I was stoked. I admire Sir Branson, and I love Halo. It seemed like a match made in heaven. But after a couple weeks of endless War Games matches and Spartan Ops missions, I took a moment to think about how this tournament was set up, how I was standing on the leaderboards and the likelihood of my success.
Dashing all hopes of winning, I gave up on the tournament. And you should to.The Tourney in a Nutshell
The Halo 4 Infinity Challenge tournament started on December 17, 2012, and it includes two parts: War Games and Spartan Ops. Since it is monitored through your Xbox Live account, you don’t have to go to any special place to participate; gamers can participate from the comfort of their own homes.
The grand prize for the War Games winner is the UNSC-themed 2013 Ford F-150 SVT Raptor.
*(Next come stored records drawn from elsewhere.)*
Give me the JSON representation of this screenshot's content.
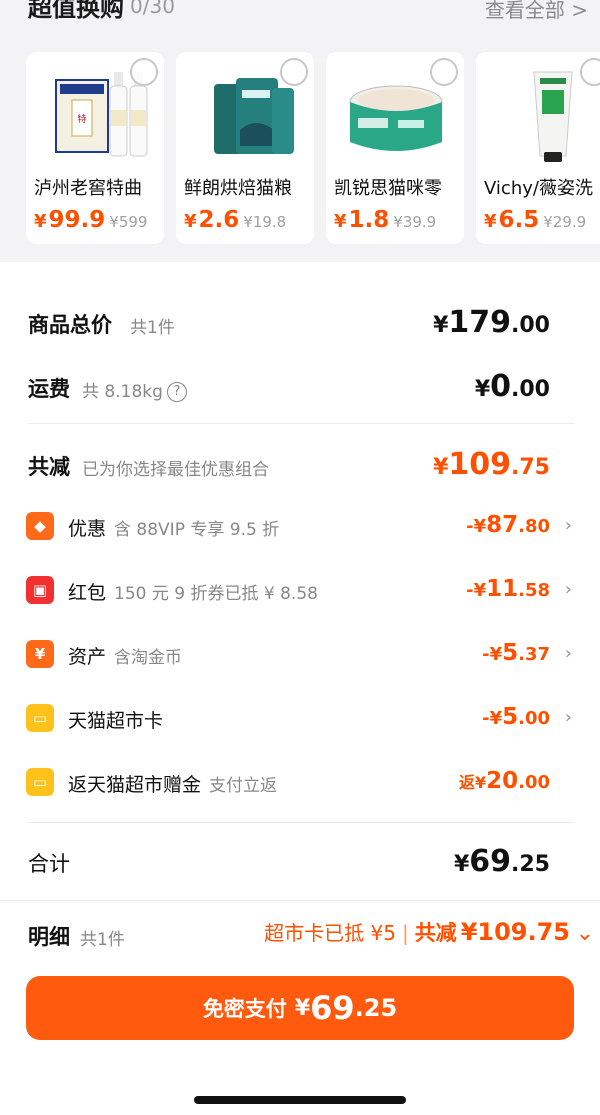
{
  "strip": {
    "title": "超值换购",
    "count": "0/30",
    "view_all": "查看全部 >"
  },
  "cards": [
    {
      "name": "泸州老窖特曲",
      "currency": "¥",
      "price": "99.9",
      "original": "¥599",
      "image": "baijiu-bottles"
    },
    {
      "name": "鲜朗烘焙猫粮",
      "currency": "¥",
      "price": "2.6",
      "original": "¥19.8",
      "image": "cat-food-bags"
    },
    {
      "name": "凯锐思猫咪零",
      "currency": "¥",
      "price": "1.8",
      "original": "¥39.9",
      "image": "cat-food-can"
    },
    {
      "name": "Vichy/薇姿洗",
      "currency": "¥",
      "price": "6.5",
      "original": "¥29.9",
      "image": "cleanser-tube"
    }
  ],
  "summary": {
    "total_label": "商品总价",
    "total_sub": "共1件",
    "total_yen": "¥",
    "total_int": "179",
    "total_dec": ".00",
    "shipping_label": "运费",
    "shipping_sub": "共 8.18kg",
    "shipping_info": "?",
    "shipping_yen": "¥",
    "shipping_int": "0",
    "shipping_dec": ".00",
    "discount_label": "共减",
    "discount_sub": "已为你选择最佳优惠组合",
    "discount_yen": "¥",
    "discount_int": "109",
    "discount_dec": ".75"
  },
  "details": [
    {
      "label": "优惠",
      "sub": "含 88VIP 专享 9.5 折",
      "prefix": "-¥",
      "int": "87",
      "dec": ".80",
      "icon": "tag-icon",
      "color": "#ff6a1a",
      "glyph": "◆",
      "chevron": "›"
    },
    {
      "label": "红包",
      "sub": "150 元 9 折券已抵 ¥ 8.58",
      "prefix": "-¥",
      "int": "11",
      "dec": ".58",
      "icon": "red-packet-icon",
      "color": "#f23030",
      "glyph": "▣",
      "chevron": "›"
    },
    {
      "label": "资产",
      "sub": "含淘金币",
      "prefix": "-¥",
      "int": "5",
      "dec": ".37",
      "icon": "yen-icon",
      "color": "#ff6a1a",
      "glyph": "¥",
      "chevron": "›"
    },
    {
      "label": "天猫超市卡",
      "sub": "",
      "prefix": "-¥",
      "int": "5",
      "dec": ".00",
      "icon": "card-icon",
      "color": "#ffc21a",
      "glyph": "▭",
      "chevron": "›"
    },
    {
      "label": "返天猫超市赠金",
      "sub": "支付立返",
      "prefix": "返¥",
      "int": "20",
      "dec": ".00",
      "icon": "gift-card-icon",
      "color": "#ffc21a",
      "glyph": "▭",
      "chevron": ""
    }
  ],
  "grand": {
    "label": "合计",
    "yen": "¥",
    "int": "69",
    "dec": ".25"
  },
  "bottom": {
    "detail_label": "明细",
    "detail_sub": "共1件",
    "card_used": "超市卡已抵 ¥5",
    "separator": "|",
    "total_reduce_label": "共减",
    "total_reduce": "¥109.75",
    "chevron": "⌄"
  },
  "pay": {
    "label": "免密支付",
    "yen": "¥",
    "int": "69",
    "dec": ".25"
  },
  "colors": {
    "accent": "#ff5000",
    "pay_button": "#ff5a0d"
  }
}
The grand prize for Spartan Ops is a cameo in a future Halo game. And of course for each side there are hundreds of consolation prizes also.
The Challenge consists of two rounds: qualifying and finals. The qualifying round ran from December 17 through January 10. Your performance in this round determined what “Tier” you would be placed in for the finals. For War Games competitors, your ranking on the leaderboard was determined by your cumulative score in Infinity Challenge War Games matches. Spartan Ops was based solely on the number of missions you completed, with no regard to how you actually performed in said missions.
As the qualifying round progressed, you could track your progress on the leaderboards to see how you were ranking against the other competitors. At the end of the qualifying round, players were grouped into Tiers 1, 2, and 3. Only those in Tier 1 are eligible to win the grand prize, but there are smaller prizes available for competitors in the other Tiers.
The finals round started on January 12 and runs through January 19. Everyone’s scores were reset so that they could compete in their respective tiers from the same starting point.The Problem
The finals round is set up exactly like the qualifying round!
Your ranking on the leaderboards has almost nothing to with your actual skill in the game. The major deciding factor is how much time you have to devote to it.
This is especially true in the Spartan Ops boards. It doesn’t matter how many enemies you kill, how many times you die, whether you achieve any of the objectives for your team, or just run around in circles.
The Spartan Ops rankings are based solely on how many missions you’ve played. Whoever plays the most wins. The only way (and it’s very, very small) that skill has anything to do with the outcome is in the amount of time it takes you to complete each mission. If you aren’t very good or you’re matched up with a bunch of other players who aren’t very good, it will take you longer to complete a mission.
But this is completely negated by the fact that terrible players can just log more hours of game time to make up for their incompetence.
And let’s take a look at the War Games competition. Your ranking here is determined by your cumulative score in the finals round. This isn’t how much XP you earn, it’s only the “Score” that shows up on the breakdown screen at the end of each match. The most I’ve seen awarded here to the top player is 750 points. But even extremely terrible performance will still earn you a few hundred points.
Because your score is actually based on your performance in the match, the War Games boards take skill into account more than the Spartan Ops boards. But again, this is all a wash when you consider that extremely terrible players can beat you merely by playing more frequently.You Should Quit
Unless you have 12+ hours per day to play Halo 4, you should give up now. Even if you are the best Halo player the world has ever seen, if you have other responsibilities (e.g. a job, a family, school… a life) you will not win.
It was a bitter pill for me to swallow. But since I’ve given up on this colossal waste of time, I’ve started and finished Assassin’s Creed III and logged about 25 hours in Fallout: New Vegas.